**PROMPT:** Copy each line of the following material exactly.

**TASK MATERIAL:**

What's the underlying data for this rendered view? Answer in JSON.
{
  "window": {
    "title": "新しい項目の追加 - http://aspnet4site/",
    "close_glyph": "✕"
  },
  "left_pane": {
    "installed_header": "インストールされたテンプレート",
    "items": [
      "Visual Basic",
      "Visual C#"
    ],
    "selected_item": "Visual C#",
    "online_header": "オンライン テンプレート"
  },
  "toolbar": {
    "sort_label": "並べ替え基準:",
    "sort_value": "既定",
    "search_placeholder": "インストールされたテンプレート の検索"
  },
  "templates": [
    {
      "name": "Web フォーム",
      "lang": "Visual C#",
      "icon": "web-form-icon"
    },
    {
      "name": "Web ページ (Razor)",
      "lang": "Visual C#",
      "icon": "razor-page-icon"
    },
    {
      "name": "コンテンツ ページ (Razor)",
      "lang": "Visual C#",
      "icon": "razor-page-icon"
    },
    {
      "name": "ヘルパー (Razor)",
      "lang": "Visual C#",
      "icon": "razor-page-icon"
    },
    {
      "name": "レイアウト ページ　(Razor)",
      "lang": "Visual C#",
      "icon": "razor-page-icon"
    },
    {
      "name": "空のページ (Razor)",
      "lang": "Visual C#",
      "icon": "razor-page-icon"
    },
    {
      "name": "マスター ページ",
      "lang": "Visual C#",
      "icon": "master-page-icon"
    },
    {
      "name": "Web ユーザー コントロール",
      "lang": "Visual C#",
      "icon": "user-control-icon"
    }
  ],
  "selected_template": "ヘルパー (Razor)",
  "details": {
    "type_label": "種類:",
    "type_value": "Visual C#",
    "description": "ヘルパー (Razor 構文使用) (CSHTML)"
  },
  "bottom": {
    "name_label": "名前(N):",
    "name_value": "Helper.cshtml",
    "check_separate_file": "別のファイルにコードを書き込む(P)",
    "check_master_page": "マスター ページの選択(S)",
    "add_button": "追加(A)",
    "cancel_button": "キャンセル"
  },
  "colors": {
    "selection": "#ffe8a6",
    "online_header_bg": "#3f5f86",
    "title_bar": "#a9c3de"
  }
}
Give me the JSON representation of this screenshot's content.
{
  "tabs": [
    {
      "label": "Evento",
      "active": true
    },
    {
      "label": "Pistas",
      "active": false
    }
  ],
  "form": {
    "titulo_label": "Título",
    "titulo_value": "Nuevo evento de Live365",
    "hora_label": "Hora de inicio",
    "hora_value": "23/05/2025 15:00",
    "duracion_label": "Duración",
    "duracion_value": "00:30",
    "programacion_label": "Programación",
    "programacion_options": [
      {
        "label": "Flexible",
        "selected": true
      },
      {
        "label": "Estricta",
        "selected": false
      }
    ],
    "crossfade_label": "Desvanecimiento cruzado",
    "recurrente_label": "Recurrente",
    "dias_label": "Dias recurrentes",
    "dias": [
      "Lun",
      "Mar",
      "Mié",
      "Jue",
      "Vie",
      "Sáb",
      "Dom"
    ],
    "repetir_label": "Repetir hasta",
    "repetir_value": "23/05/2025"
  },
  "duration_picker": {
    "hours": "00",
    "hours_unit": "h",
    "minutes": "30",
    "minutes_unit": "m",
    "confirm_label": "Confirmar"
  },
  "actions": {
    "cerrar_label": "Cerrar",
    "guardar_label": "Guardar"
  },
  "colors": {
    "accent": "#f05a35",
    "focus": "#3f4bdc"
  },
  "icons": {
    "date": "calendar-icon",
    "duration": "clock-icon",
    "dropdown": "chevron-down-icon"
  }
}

**TASK OUTPUT:**
What's the underlying data for this rendered view? Answer in JSON.
{
  "window": {
    "title": "新しい項目の追加 - http://aspnet4site/",
    "close_glyph": "✕"
  },
  "left_pane": {
    "installed_header": "インストールされたテンプレート",
    "items": [
      "Visual Basic",
      "Visual C#"
    ],
    "selected_item": "Visual C#",
    "online_header": "オンライン テンプレート"
  },
  "toolbar": {
    "sort_label": "並べ替え基準:",
    "sort_value": "既定",
    "search_placeholder": "インストールされたテンプレート の検索"
  },
  "templates": [
    {
      "name": "Web フォーム",
      "lang": "Visual C#",
      "icon": "web-form-icon"
    },
    {
      "name": "Web ページ (Razor)",
      "lang": "Visual C#",
      "icon": "razor-page-icon"
    },
    {
      "name": "コンテンツ ページ (Razor)",
      "lang": "Visual C#",
      "icon": "razor-page-icon"
    },
    {
      "name": "ヘルパー (Razor)",
      "lang": "Visual C#",
      "icon": "razor-page-icon"
    },
    {
      "name": "レイアウト ページ　(Razor)",
      "lang": "Visual C#",
      "icon": "razor-page-icon"
    },
    {
      "name": "空のページ (Razor)",
      "lang": "Visual C#",
      "icon": "razor-page-icon"
    },
    {
      "name": "マスター ページ",
      "lang": "Visual C#",
      "icon": "master-page-icon"
    },
    {
      "name": "Web ユーザー コントロール",
      "lang": "Visual C#",
      "icon": "user-control-icon"
    }
  ],
  "selected_template": "ヘルパー (Razor)",
  "details": {
    "type_label": "種類:",
    "type_value": "Visual C#",
    "description": "ヘルパー (Razor 構文使用) (CSHTML)"
  },
  "bottom": {
    "name_label": "名前(N):",
    "name_value": "Helper.cshtml",
    "check_separate_file": "別のファイルにコードを書き込む(P)",
    "check_master_page": "マスター ページの選択(S)",
    "add_button": "追加(A)",
    "cancel_button": "キャンセル"
  },
  "colors": {
    "selection": "#ffe8a6",
    "online_header_bg": "#3f5f86",
    "title_bar": "#a9c3de"
  }
}
Give me the JSON representation of this screenshot's content.
{
  "tabs": [
    {
      "label": "Evento",
      "active": true
    },
    {
      "label": "Pistas",
      "active": false
    }
  ],
  "form": {
    "titulo_label": "Título",
    "titulo_value": "Nuevo evento de Live365",
    "hora_label": "Hora de inicio",
    "hora_value": "23/05/2025 15:00",
    "duracion_label": "Duración",
    "duracion_value": "00:30",
    "programacion_label": "Programación",
    "programacion_options": [
      {
        "label": "Flexible",
        "selected": true
      },
      {
        "label": "Estricta",
        "selected": false
      }
    ],
    "crossfade_label": "Desvanecimiento cruzado",
    "recurrente_label": "Recurrente",
    "dias_label": "Dias recurrentes",
    "dias": [
      "Lun",
      "Mar",
      "Mié",
      "Jue",
      "Vie",
      "Sáb",
      "Dom"
    ],
    "repetir_label": "Repetir hasta",
    "repetir_value": "23/05/2025"
  },
  "duration_picker": {
    "hours": "00",
    "hours_unit": "h",
    "minutes": "30",
    "minutes_unit": "m",
    "confirm_label": "Confirmar"
  },
  "actions": {
    "cerrar_label": "Cerrar",
    "guardar_label": "Guardar"
  },
  "colors": {
    "accent": "#f05a35",
    "focus": "#3f4bdc"
  },
  "icons": {
    "date": "calendar-icon",
    "duration": "clock-icon",
    "dropdown": "chevron-down-icon"
  }
}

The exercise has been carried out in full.